Emissions Trading System (ETS) credits should be taken out of the next phase of trading to help lift the sinking carbon price, said Environment Committee MEPs on Tuesday. MEPs also voted on measures aiming to get the EU on track to meet its 20% energy efficiency target by 2020.
The opinion on the proposed Energy Efficiency Directive - led in the Environment Committee by Peter Liese (EPP, DE) - was adopted with 52 votes in favour, 3 against and 6 abstentions. It will be voted in the lead Industry and Energy Committee, currently scheduled for 24 January, before a vote in plenary or possible discussions with co-legislators in Council.
Set-aside of ETS credits
Warning against an excessively low or high carbon price, Peter Liese said, "We approved a careful intervention in the ETS. The Commission should set a significant number of allowances aside to stabilise the carbon price."
The Environment Committee narrowly passed amendments that went further, saying that 1.4 billion allowances should be cancelled and that the 'linear factor' (which sets an annual decrease) should be increased to 2.25%.
The Environment Committee supported the Commission's broad approach to improving energy efficiency, but called for Member States to have "mandatory national targets" and greater flexibility on how to achieve them. For example, MEPs said Member States should be allowed to opt out of a proposed target to renovate 3% of public buildings annually, as long as they achieved more in other areas. "MEPs want Member States to have more freedom but there should be no doubt that we must meet the target", said Mr Liese.

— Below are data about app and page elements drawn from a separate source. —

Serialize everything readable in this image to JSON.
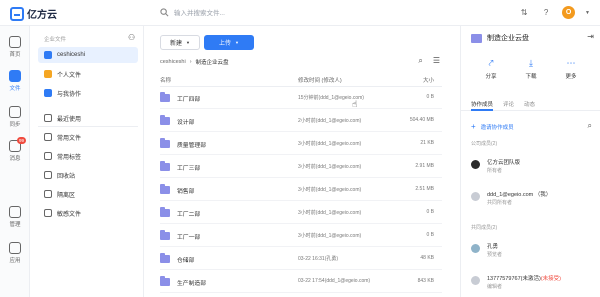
{
  "topbar": {
    "logo_text": "亿方云",
    "search_placeholder": "输入并搜索文件..."
  },
  "avatar_letter": "O",
  "rail": [
    {
      "label": "首页",
      "icon": "home-icon"
    },
    {
      "label": "文件",
      "icon": "folder-icon",
      "active": true
    },
    {
      "label": "同步",
      "icon": "sync-icon"
    },
    {
      "label": "消息",
      "icon": "message-icon",
      "badge": "99"
    },
    {
      "label": "管理",
      "icon": "admin-icon"
    },
    {
      "label": "应用",
      "icon": "apps-icon"
    }
  ],
  "tree": {
    "head": "企业文件",
    "items": [
      {
        "label": "ceshiceshi",
        "color": "#2f7bf5",
        "active": true
      },
      {
        "label": "个人文件",
        "color": "#f5a623"
      },
      {
        "label": "与我协作",
        "color": "#2f7bf5"
      },
      {
        "label": "最近使用"
      },
      {
        "label": "常用文件"
      },
      {
        "label": "常用标签"
      },
      {
        "label": "回收站"
      },
      {
        "label": "隔离区"
      },
      {
        "label": "敏感文件"
      }
    ]
  },
  "main": {
    "new_label": "新建",
    "upload_label": "上传",
    "crumb_root": "ceshiceshi",
    "crumb_current": "制造企业云盘",
    "col_name": "名称",
    "col_time": "修改时间 (修改人)",
    "col_size": "大小",
    "rows": [
      {
        "name": "工厂四部",
        "time": "15分钟前(ddd_1@egeio.com)",
        "size": "0 B"
      },
      {
        "name": "设计部",
        "time": "2小时前(ddd_1@egeio.com)",
        "size": "504.40 MB"
      },
      {
        "name": "质量管理部",
        "time": "3小时前(ddd_1@egeio.com)",
        "size": "21 KB"
      },
      {
        "name": "工厂三部",
        "time": "3小时前(ddd_1@egeio.com)",
        "size": "2.91 MB"
      },
      {
        "name": "销售部",
        "time": "3小时前(ddd_1@egeio.com)",
        "size": "2.51 MB"
      },
      {
        "name": "工厂二部",
        "time": "3小时前(ddd_1@egeio.com)",
        "size": "0 B"
      },
      {
        "name": "工厂一部",
        "time": "3小时前(ddd_1@egeio.com)",
        "size": "0 B"
      },
      {
        "name": "仓储部",
        "time": "03-22 16:31(孔勇)",
        "size": "48 KB"
      },
      {
        "name": "生产制造部",
        "time": "03-22 17:54(ddd_1@egeio.com)",
        "size": "843 KB"
      }
    ]
  },
  "panel": {
    "title": "制造企业云盘",
    "actions": [
      {
        "label": "分享",
        "icon": "share-icon"
      },
      {
        "label": "下载",
        "icon": "download-icon"
      },
      {
        "label": "更多",
        "icon": "more-icon"
      }
    ],
    "tabs": [
      "协作成员",
      "评论",
      "动态"
    ],
    "invite": "邀请协作成员",
    "group_company": "公司成员(2)",
    "group_shared": "共同成员(2)",
    "members": [
      {
        "name": "亿方云团队版",
        "role": "所有者",
        "avatar": "#2b2b2b"
      },
      {
        "name": "ddd_1@egeio.com （我）",
        "role": "共同所有者",
        "avatar": "#c8ccd4"
      },
      {
        "name": "孔勇",
        "role": "预览者",
        "avatar": "#8fb3c9"
      },
      {
        "name": "13777579767(未激活)",
        "tag": "(未接受)",
        "role": "编辑者",
        "avatar": "#c8ccd4"
      }
    ]
  }
}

The EU is currently projected to achieve only half of its 20% energy efficiency target for 2020. MEPs say improvement in this area would be the most cost-effective way to achieve or improve on EU emissions-reduction targets and to help reduce the EU's current €400 billion annual bill for energy imports.